We are working to de-escalate trade tensions that negatively impact steel exporters, including our pursuit of a permanent resolution to the US section 232 tariffs, which so unfairly harm the UK steel industry. I am pleased to say that in terms of the EU we have agreed tariff-rate quota allocations for UK steel exports, without which the industry could have been hit by a 25% tariff and an estimated cost of £80 million in the first half of this year alone.
Another penblwydd hapus to you, Mr Speaker.

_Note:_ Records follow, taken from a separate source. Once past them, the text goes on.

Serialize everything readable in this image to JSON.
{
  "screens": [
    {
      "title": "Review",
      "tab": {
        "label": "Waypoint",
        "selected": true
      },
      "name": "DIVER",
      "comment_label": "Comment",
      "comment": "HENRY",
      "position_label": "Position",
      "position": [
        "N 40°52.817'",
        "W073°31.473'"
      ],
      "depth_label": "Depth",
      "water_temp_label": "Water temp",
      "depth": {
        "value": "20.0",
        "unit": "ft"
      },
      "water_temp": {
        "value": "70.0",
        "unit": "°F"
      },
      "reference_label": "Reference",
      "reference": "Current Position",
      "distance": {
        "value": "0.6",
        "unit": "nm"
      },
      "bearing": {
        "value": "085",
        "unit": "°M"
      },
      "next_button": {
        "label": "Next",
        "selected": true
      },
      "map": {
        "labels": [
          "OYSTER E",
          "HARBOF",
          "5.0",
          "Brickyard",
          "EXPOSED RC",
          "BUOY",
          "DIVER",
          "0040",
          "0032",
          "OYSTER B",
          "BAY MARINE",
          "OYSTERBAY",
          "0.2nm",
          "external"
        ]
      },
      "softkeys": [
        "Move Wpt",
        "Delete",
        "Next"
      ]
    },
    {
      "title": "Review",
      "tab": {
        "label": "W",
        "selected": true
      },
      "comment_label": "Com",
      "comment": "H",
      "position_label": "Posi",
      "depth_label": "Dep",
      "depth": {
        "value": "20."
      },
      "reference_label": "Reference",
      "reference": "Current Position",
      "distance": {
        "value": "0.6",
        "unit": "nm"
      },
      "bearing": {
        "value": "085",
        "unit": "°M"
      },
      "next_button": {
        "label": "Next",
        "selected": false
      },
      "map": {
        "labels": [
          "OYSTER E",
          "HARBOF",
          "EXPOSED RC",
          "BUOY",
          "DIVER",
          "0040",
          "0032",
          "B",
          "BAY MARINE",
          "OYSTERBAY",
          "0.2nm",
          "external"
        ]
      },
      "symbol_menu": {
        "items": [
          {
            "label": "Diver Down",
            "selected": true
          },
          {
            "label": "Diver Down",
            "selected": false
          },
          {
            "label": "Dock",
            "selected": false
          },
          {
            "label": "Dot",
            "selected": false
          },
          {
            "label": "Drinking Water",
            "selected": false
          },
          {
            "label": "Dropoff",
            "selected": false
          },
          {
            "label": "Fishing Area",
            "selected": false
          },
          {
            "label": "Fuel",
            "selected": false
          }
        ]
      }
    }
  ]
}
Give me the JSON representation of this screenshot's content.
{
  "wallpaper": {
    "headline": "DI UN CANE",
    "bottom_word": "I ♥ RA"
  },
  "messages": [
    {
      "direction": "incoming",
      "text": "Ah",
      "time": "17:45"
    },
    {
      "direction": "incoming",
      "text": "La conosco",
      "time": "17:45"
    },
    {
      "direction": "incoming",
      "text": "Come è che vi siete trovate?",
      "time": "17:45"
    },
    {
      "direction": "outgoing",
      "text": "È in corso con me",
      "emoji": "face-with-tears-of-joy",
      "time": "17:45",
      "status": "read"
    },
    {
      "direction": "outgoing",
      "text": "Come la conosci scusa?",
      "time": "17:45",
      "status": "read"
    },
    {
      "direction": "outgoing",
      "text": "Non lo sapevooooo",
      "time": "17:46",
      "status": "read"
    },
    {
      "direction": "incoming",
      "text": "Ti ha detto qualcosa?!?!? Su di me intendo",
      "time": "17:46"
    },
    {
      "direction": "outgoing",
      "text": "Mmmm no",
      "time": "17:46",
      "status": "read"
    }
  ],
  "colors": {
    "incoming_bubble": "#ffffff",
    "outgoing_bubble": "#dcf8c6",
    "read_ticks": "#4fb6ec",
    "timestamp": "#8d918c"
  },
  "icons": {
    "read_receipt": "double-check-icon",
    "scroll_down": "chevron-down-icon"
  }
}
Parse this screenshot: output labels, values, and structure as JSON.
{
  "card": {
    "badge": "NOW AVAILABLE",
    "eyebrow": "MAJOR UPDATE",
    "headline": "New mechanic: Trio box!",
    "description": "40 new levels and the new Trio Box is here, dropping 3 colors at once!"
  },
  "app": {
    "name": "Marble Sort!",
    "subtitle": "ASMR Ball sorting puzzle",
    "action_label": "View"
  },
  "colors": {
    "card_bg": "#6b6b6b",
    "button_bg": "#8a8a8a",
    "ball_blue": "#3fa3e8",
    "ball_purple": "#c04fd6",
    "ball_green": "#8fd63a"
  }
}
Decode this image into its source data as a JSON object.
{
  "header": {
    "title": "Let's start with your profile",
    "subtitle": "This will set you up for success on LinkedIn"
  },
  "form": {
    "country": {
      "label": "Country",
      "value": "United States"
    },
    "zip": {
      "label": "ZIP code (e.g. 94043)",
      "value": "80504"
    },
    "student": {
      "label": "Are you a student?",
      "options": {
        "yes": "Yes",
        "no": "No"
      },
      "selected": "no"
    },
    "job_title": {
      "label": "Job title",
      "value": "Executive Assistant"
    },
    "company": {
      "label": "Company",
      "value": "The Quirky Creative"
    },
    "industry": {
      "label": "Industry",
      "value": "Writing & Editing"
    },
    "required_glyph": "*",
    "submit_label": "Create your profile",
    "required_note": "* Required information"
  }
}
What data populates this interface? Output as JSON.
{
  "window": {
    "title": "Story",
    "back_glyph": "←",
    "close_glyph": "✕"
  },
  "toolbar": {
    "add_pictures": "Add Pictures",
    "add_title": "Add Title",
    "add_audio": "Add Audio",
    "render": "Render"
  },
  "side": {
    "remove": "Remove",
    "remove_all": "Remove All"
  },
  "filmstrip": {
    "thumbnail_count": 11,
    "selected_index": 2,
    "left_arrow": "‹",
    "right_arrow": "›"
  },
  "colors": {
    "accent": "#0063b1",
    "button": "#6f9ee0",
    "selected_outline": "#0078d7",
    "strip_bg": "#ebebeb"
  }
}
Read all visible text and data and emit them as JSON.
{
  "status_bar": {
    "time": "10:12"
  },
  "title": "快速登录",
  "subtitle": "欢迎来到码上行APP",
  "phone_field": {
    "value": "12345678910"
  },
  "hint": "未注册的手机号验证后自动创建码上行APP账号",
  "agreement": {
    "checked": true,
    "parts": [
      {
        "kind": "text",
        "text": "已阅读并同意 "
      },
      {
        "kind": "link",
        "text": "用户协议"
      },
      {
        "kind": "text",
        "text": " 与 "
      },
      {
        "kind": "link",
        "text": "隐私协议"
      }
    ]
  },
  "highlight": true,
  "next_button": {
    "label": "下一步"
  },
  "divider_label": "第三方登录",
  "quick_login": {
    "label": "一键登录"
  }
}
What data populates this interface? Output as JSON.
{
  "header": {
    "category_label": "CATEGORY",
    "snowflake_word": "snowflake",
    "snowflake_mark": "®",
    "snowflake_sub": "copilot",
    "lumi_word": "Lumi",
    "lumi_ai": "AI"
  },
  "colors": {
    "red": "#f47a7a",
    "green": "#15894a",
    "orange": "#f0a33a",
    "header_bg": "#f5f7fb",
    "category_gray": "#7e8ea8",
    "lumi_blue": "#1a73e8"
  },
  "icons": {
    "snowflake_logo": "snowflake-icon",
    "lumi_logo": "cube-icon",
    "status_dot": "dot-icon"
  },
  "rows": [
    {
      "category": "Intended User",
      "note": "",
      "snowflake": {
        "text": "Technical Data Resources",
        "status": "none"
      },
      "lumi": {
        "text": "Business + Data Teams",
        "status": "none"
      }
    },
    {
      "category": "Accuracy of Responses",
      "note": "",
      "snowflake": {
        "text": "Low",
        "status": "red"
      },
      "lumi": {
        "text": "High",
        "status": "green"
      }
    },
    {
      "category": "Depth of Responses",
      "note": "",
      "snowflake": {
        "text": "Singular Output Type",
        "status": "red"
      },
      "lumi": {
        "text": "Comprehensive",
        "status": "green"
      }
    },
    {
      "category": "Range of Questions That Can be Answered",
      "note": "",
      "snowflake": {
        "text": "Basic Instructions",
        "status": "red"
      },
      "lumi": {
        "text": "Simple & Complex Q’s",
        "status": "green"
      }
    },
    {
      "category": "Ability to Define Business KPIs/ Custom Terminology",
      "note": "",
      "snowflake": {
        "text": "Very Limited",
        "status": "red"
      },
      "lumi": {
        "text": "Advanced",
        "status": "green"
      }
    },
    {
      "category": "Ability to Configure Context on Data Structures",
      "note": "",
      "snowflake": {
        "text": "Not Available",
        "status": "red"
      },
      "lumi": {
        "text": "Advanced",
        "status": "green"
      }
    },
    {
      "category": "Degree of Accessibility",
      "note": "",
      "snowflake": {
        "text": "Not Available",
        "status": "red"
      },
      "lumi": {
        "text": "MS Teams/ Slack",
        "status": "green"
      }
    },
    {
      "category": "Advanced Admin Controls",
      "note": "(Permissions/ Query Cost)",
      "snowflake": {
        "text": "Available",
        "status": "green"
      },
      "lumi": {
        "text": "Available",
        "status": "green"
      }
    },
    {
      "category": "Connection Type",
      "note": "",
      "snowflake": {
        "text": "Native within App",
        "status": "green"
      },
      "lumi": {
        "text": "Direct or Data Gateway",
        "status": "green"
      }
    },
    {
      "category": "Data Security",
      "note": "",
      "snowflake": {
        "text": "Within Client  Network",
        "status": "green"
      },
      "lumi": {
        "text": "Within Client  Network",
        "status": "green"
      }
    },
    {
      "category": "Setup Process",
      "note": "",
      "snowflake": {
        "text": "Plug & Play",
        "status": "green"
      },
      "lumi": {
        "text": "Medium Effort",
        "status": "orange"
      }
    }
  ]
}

The greatest step that Ministers can take to protect our exports is to protect our steel industry as a whole. As my hon. Friend the Member for Sefton Central (Bill Esterson) asked earlier, will Ministers commit to working with Labour on a cross-party basis, as was promised in the Westminster Hall debate yesterday, to fix deficiencies in our trade remedies legislation and reverse the recommendations from the Trade Remedies Investigations Directorate that UK Steel has called “a hammer blow” to our industry?
The TRA has conducted a full review of the steel safeguard measure so that it applies to the UK in a proportionate and WTO-compliant manner. It is an independent body, as the hon. Lady knows, that provides unbiased evidence-based assessments of the need for remedies. For clarity, the Secretary of State—[Interruption.] It would be great to get through one answer without chuntering from the right hon. Member for Islington South and Finsbury (Emily Thornberry), but it seems to be impossible. The Secretary of State can only accept or reject the TRA recommendation as a whole; she cannot modify or partially accept it and she cannot extend the measure if the TRA does not recommend it. However, it is crucial that the Government have the correct tools available to allow them to tackle unfair trade, and the Secretary of State will be giving careful consideration to the trade remedies framework and the powers that it affords her.